Is it any surprise that with the breakdown of family life, traditional moral and ethical values, the down turn of involvement in spiritual and religious life within our churches and places of worship that we are facing this crisis on our streets?  Is it any surprise as seen by every recent poll, that as people diminish their relation with God that hatred, racism and violence increase?  Is it any surprise that when we take prayer out of our schools and places of public assembly that there is such a great loss in our moral compass?

There are many contributing factors as to why we are experiencing our present dilemma.  Some claim that formal religion does little good and comes with its own prejudices.  There may be a grain of truth to that statement, yet I recoil from the thought of what our lives would be like without the gift of knowledge of God’s presence in our hearts which restrains so many of our more savage impulses.

Therefore, though we may not be able to turn back the clock, we need to bring a sense of sinfulness and the need for conversion to our country.  We need to once again make clear and teach our children – and remind one another - that there are certain consequences (no matter who you are) for certain actions.  Call me naïve, but it is clear that the more we push God away from our life, the more we will experience sorrow and strife.  Fear of the Lord is one of the seven gifts of the Holy Spirit.  We fear God’s punishment for our sins, but more importantly we fear separating ourselves from God’s love, as GOD IS LOVE.  The Great Commandment is Love God, Love your Neighbor.  If we can only start there, there would be no need to fear either here or above.

Our hearts and prayers go out to the victims of the murderous attack in Orlando.
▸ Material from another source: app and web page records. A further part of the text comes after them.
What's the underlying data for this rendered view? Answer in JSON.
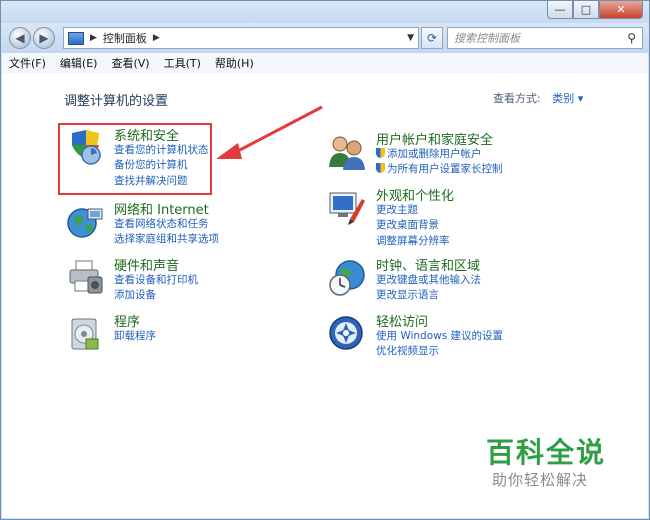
{
  "window": {
    "buttons": {
      "minimize": "—",
      "maximize": "□",
      "close": "✕"
    }
  },
  "nav": {
    "address_segment": "控制面板",
    "search_placeholder": "搜索控制面板"
  },
  "menu": [
    "文件(F)",
    "编辑(E)",
    "查看(V)",
    "工具(T)",
    "帮助(H)"
  ],
  "page": {
    "heading": "调整计算机的设置",
    "view_by_label": "查看方式:",
    "view_by_value": "类别"
  },
  "categories": {
    "security": {
      "title": "系统和安全",
      "links": [
        "查看您的计算机状态",
        "备份您的计算机",
        "查找并解决问题"
      ]
    },
    "network": {
      "title": "网络和 Internet",
      "links": [
        "查看网络状态和任务",
        "选择家庭组和共享选项"
      ]
    },
    "hardware": {
      "title": "硬件和声音",
      "links": [
        "查看设备和打印机",
        "添加设备"
      ]
    },
    "programs": {
      "title": "程序",
      "links": [
        "卸载程序"
      ]
    },
    "users": {
      "title": "用户帐户和家庭安全",
      "links": [
        "添加或删除用户帐户",
        "为所有用户设置家长控制"
      ]
    },
    "appearance": {
      "title": "外观和个性化",
      "links": [
        "更改主题",
        "更改桌面背景",
        "调整屏幕分辨率"
      ]
    },
    "clock": {
      "title": "时钟、语言和区域",
      "links": [
        "更改键盘或其他输入法",
        "更改显示语言"
      ]
    },
    "ease": {
      "title": "轻松访问",
      "links": [
        "使用 Windows 建议的设置",
        "优化视频显示"
      ]
    }
  },
  "watermark": {
    "title": "百科全说",
    "subtitle": "助你轻松解决"
  },
  "colors": {
    "accent": "#1f5fbf",
    "category_title": "#1e6b1e",
    "highlight": "#e23b3b",
    "watermark": "#2f9e44"
  }
}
We grieve for them and with their families. We are both sorrowful and appalled at the hatred behind this act of terrorism and we condemn this and all actions committed to cause pain and suffering. May the prayer of St. Francis be our guide. 
In response to hatred, may we sow love. In return for injury, may we bring healing. In place of fear, may we bring comfort and solace. Today as always, we try to follow in Jesus' footsteps in comforting the victims while in some way calling upon divine intervention, to love our enemies and pray for our persecutors.
  With each passing day we see more strongly the need for both a personal and communal practice of Mercy.  In this Extraordinary Year of Mercy, declared by Pope Francis, daily events remind each of us of the mercies experienced in our own lives and the need to extend mercy.   What is mercy?  Many people can give numerous definitions of what mercy is, but perhaps the best and simplest way to speak of this great virtue is in three words – any undeserved gift.
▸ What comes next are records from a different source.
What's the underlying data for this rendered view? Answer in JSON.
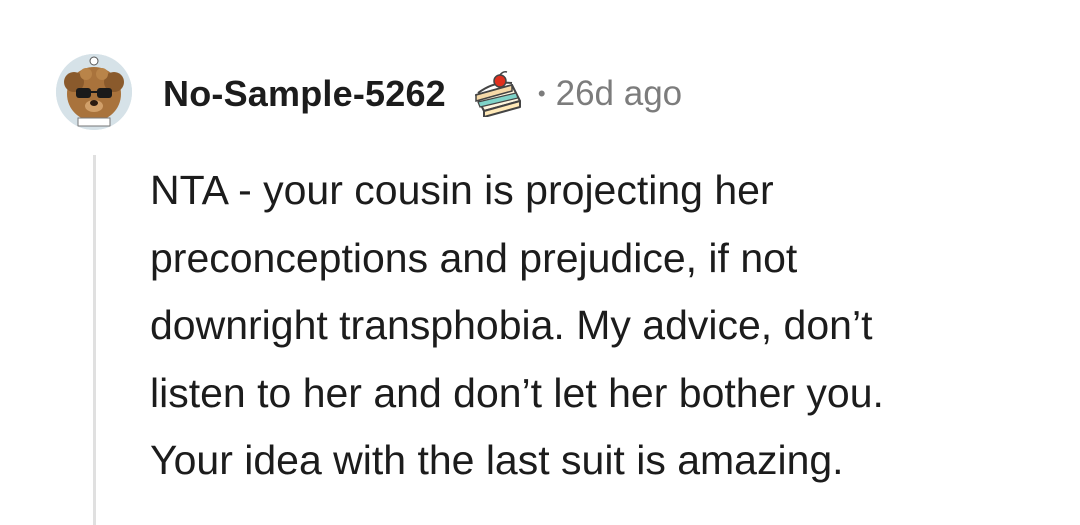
{
  "comment": {
    "username": "No-Sample-5262",
    "separator": "•",
    "timestamp": "26d ago",
    "avatar_icon": "dog-with-sunglasses-avatar-icon",
    "flair_icon": "cake-slice-icon",
    "body_lines": [
      "NTA - your cousin is projecting her",
      "preconceptions and prejudice, if not",
      "downright transphobia. My advice, don’t",
      "listen to her and don’t let her bother you.",
      "Your idea with the last suit is amazing."
    ]
  }
}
The gift of Mercy can be a dramatic gift such as sparing the life of someone whose actions deserve death.  The gift of Mercy can be the forgiving of a loan or debt that would be difficult or even impossible to repay.  Being merciful may be the keeping of a person’s secret that would harm them, and them alone, if revealed.  In the gospels, the mercy of God is in the forgiveness of sins.  In the gospels, Jesus shows another side of divine mercy by healing or curing various illnesses and maladies that could not be improved by the medical ability of his time.

In our day to day routines, we may feel that it is difficult to see mercy in our world.  We may feel that it is even more difficult to extend mercy knowing how people take undue advantage of goodness.  This is where the practical definition of Mercy takes shape as one of the fruits of Charity.  It is a practice of loving mercy for the person who has two coats to give a person who is suffering from the cold.

Yet the practice of Mercy does not have to be the lived in the intensity of St. Martin of Tours, who cut the cloak he was wearing in half to give to a beggar who was shivering by the city gates.  We can practice the virtue of Mercy through any charitable action when we come to the aid of a person in spiritual or bodily need.  Indeed, simply by consciously and actively living the words of the Our Father …forgive us our trespasses as we forgive those who trespass against us… is a beautiful way to enter into this Jubilee Year of Mercy by both the action of the bestowal of mercy and the need of receiving God’s mercy each day.

Fr. Ken